**What to work on**. In the listing that follows, find the lines with the string "xlabel" and report how many there are, without commentary.

- - - - - - -

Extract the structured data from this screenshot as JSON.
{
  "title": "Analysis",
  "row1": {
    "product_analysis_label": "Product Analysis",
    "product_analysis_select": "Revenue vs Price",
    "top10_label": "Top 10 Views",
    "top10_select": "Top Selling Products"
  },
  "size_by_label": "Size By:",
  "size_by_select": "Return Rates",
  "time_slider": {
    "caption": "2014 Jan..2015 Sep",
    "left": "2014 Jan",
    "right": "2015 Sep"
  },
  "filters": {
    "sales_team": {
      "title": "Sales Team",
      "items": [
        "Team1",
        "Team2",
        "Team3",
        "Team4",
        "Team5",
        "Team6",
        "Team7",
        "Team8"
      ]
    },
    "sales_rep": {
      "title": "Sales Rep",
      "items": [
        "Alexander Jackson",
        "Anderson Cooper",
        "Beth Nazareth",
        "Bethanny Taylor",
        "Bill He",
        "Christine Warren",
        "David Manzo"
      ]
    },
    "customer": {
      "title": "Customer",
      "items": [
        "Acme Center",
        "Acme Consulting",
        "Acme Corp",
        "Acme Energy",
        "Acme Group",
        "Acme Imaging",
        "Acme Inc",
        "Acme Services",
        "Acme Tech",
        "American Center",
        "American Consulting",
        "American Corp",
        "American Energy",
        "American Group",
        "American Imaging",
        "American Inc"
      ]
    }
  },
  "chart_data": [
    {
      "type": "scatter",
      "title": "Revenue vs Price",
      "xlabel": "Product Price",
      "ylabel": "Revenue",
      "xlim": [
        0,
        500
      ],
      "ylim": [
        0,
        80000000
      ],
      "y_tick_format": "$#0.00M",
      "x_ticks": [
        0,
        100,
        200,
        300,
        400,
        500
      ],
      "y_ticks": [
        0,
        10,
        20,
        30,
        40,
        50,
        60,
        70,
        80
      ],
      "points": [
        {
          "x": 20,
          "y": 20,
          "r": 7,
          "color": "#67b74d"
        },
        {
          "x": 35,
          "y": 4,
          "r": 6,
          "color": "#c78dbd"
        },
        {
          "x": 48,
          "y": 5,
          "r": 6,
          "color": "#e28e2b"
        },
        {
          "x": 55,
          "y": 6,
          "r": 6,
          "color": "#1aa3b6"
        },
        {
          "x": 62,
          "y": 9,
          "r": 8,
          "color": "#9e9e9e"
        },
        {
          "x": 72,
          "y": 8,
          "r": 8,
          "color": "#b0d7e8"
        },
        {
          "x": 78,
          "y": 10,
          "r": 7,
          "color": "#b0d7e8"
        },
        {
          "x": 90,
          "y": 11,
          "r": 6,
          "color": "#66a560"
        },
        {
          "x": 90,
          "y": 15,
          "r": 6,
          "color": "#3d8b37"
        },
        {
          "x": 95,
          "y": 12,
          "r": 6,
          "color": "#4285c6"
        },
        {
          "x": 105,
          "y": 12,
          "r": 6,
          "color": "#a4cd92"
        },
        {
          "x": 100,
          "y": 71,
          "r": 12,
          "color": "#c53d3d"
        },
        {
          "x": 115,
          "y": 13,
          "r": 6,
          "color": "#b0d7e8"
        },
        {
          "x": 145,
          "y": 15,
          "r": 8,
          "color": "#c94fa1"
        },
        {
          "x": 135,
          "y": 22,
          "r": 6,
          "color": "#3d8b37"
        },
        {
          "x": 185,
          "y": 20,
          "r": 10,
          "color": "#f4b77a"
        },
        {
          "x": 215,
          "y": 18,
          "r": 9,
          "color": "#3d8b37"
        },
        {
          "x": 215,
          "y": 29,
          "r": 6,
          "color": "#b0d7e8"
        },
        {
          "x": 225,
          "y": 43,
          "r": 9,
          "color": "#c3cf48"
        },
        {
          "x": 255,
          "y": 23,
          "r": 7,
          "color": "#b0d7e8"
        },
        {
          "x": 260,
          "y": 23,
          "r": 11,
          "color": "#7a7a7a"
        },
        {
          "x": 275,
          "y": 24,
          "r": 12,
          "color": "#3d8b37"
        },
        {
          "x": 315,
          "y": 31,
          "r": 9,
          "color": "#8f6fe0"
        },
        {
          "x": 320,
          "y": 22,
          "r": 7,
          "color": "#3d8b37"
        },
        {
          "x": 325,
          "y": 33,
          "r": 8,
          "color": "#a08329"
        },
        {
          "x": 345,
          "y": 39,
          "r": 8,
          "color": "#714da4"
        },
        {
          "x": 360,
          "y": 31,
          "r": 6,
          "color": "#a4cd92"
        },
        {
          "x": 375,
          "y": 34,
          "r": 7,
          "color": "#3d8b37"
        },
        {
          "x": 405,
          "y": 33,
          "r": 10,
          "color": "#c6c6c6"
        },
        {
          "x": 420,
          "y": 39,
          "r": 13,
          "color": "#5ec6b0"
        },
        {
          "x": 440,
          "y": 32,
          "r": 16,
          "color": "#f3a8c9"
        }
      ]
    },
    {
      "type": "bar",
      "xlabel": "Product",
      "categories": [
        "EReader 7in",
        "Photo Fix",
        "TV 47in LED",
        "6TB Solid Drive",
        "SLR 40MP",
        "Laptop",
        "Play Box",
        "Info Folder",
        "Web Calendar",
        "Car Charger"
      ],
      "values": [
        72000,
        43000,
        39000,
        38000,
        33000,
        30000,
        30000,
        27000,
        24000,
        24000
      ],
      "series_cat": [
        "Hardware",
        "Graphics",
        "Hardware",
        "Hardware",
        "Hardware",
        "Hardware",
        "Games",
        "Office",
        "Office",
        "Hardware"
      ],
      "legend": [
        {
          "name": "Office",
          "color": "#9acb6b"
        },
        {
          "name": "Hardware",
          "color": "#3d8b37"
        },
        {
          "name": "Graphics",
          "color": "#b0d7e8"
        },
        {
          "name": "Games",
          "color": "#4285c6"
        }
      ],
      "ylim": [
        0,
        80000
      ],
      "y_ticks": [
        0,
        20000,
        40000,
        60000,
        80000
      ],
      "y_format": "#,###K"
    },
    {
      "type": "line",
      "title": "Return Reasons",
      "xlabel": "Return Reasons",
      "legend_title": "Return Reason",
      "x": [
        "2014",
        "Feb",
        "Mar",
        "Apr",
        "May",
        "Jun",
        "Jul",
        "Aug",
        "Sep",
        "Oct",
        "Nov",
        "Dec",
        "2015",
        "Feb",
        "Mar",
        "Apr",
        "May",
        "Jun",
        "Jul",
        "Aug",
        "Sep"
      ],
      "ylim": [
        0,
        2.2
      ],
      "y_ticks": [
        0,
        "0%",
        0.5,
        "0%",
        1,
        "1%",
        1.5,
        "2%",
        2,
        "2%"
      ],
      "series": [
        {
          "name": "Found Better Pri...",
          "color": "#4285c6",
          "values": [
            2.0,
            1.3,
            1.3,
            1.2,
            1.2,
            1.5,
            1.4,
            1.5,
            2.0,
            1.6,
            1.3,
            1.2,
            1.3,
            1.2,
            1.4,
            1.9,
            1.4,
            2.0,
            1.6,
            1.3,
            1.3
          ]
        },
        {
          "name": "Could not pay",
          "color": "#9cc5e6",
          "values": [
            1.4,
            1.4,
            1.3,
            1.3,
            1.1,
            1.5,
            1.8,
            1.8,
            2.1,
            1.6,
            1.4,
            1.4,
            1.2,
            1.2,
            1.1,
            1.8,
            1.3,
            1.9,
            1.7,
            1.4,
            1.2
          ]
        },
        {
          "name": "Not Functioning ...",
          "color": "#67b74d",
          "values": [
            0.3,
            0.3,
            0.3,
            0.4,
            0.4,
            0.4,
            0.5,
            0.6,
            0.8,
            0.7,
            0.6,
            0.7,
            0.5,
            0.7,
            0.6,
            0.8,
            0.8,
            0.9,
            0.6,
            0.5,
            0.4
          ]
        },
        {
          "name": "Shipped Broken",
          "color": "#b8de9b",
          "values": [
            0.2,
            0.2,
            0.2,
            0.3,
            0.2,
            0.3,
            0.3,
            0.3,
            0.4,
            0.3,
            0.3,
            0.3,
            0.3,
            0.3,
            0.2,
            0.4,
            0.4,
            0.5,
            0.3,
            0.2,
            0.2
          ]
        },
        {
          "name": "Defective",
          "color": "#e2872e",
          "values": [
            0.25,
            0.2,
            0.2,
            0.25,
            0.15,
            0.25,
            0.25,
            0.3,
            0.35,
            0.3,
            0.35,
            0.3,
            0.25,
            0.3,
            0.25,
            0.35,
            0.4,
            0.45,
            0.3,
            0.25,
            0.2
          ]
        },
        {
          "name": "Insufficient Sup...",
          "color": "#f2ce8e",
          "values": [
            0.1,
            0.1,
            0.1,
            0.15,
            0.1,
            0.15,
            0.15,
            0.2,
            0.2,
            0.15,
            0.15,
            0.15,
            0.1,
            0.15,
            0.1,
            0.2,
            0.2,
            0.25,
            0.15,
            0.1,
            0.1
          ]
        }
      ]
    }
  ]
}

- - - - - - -

**Reply to the exercise**. 3